You could check into megaesophagus. It's a condition in which the esophagus loses tone and food gets regurgitated - not vomited. It's also possible she is slightly under the weather and is spitting up - especially if she has a cough. Kennel cough can make this happen.

If it is megaesophagus, you can look into a baily chair. It's like a high chair for dogs so they remain upright after eating.

Love my Cavaliers
9th March 2009, 08:17 PM
My brother's cavalier has megaesophagus (although I never knew the name for it) and they have to keep her in an upright position for about 30 minutes after eating so that she doen't regurgitate her food. Again, it's not like vomiting - more polite maybe?

Chibimie
12th March 2009, 01:25 PM
The connection with megaesophagus, alas, seems relevant here, particularly as a symptom associated with the very troubling myasthenia gravis (see here: http://www.marvistavet.com/html/megaesophagus.html).

Carol is being examined again at the university veterinary hospital Friday morning. When I took her back to the shelter for additional help (after having her with me for six days) they could all tell that she was worse than before. Leaving with her on March 20 seems like a long shot now, but I'm even more concerned that she has a dreaded, degenerative condition. :(
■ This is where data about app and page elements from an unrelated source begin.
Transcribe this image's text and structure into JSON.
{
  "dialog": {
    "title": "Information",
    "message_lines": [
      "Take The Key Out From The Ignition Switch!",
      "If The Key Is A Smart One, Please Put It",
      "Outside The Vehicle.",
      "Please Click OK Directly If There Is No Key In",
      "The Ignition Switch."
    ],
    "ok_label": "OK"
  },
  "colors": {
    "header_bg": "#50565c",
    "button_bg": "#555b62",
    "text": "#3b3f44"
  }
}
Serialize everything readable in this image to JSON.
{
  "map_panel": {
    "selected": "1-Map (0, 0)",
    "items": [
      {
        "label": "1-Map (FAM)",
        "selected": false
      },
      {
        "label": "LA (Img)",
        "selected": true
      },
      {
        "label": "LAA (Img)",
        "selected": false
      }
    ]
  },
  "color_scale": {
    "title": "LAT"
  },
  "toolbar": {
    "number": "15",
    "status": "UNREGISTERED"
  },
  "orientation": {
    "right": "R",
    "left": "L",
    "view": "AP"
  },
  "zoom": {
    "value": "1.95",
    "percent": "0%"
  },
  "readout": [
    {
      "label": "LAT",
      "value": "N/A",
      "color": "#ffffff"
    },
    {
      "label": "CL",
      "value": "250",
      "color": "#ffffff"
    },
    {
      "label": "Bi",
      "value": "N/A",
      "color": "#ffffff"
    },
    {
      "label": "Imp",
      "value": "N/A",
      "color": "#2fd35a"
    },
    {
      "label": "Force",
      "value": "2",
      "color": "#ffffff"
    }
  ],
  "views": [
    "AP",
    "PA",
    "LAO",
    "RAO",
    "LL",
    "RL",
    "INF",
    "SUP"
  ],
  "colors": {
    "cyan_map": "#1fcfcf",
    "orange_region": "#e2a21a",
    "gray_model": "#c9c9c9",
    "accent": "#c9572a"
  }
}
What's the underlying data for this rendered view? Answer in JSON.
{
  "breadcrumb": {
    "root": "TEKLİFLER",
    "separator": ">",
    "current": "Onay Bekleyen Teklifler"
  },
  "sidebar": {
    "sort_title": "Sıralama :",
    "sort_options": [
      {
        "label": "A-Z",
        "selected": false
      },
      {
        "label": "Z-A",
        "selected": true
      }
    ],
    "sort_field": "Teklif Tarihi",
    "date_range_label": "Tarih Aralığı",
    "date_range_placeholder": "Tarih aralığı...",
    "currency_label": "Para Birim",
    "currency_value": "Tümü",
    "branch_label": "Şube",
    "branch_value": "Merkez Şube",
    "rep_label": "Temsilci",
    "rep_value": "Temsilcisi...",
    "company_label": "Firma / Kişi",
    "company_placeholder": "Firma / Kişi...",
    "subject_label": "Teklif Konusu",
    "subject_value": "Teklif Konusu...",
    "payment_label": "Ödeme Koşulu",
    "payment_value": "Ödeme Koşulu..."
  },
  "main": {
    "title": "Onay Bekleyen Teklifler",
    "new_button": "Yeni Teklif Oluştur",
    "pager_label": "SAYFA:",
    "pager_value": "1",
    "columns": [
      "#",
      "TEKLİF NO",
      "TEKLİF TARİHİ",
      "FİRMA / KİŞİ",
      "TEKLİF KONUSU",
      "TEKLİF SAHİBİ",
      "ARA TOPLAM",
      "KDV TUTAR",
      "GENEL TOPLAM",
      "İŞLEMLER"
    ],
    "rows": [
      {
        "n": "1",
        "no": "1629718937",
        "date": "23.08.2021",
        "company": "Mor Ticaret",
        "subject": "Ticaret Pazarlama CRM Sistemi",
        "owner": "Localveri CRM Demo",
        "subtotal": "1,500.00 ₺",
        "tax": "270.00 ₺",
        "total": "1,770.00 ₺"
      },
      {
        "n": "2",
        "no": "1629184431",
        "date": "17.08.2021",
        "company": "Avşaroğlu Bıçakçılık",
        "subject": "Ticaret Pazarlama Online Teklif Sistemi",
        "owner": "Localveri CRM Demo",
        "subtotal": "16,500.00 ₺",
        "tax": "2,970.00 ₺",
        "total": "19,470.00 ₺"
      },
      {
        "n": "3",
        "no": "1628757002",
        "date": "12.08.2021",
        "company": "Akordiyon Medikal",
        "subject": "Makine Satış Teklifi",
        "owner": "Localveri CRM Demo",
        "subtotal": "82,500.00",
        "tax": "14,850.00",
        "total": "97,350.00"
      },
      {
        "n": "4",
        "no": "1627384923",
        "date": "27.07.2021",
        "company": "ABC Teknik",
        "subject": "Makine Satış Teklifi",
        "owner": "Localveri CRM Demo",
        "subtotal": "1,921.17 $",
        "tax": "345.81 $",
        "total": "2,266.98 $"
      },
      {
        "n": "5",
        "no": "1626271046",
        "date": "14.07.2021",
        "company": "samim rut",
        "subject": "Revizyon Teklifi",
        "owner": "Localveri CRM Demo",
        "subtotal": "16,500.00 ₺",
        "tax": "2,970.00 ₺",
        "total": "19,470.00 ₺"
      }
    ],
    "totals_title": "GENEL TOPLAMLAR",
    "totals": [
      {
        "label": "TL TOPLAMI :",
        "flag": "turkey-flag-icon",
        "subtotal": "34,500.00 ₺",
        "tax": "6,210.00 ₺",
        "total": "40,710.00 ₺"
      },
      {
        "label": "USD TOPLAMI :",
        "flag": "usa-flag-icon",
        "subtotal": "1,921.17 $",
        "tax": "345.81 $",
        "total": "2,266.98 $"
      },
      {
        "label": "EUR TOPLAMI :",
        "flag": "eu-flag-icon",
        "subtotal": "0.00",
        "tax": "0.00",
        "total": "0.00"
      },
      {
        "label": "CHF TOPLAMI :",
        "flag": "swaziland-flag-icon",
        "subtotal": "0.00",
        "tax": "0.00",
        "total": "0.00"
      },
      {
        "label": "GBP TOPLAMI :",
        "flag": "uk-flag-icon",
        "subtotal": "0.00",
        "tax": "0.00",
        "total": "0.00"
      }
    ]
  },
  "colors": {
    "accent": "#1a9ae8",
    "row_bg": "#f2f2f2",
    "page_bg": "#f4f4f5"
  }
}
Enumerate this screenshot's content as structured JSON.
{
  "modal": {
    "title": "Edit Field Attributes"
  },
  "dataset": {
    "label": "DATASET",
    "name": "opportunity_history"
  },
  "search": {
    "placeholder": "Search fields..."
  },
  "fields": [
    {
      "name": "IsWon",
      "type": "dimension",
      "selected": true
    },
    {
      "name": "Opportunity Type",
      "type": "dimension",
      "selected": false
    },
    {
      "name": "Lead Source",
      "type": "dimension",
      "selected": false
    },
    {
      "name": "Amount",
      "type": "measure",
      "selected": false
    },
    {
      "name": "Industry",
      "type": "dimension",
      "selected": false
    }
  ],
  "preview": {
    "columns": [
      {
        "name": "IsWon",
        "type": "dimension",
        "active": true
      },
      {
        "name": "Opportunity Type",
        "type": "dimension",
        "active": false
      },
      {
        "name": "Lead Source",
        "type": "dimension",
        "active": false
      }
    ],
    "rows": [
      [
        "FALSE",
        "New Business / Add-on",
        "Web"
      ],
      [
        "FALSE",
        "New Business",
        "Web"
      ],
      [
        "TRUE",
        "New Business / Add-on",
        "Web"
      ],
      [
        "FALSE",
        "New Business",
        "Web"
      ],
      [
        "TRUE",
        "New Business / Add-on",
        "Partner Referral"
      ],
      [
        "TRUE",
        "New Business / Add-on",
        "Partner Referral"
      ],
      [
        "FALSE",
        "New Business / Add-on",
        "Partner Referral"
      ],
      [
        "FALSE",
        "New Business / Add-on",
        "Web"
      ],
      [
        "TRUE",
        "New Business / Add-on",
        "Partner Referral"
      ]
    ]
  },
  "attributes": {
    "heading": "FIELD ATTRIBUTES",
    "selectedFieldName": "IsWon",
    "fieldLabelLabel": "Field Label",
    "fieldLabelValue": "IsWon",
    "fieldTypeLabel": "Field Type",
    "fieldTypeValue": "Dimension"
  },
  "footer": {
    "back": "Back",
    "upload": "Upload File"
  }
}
MyDarby
13th March 2009, 01:16 AM
I haven't seen a dog with those problems, except my Cav seems afraid of the food bowl so often my husband feeds him by hand.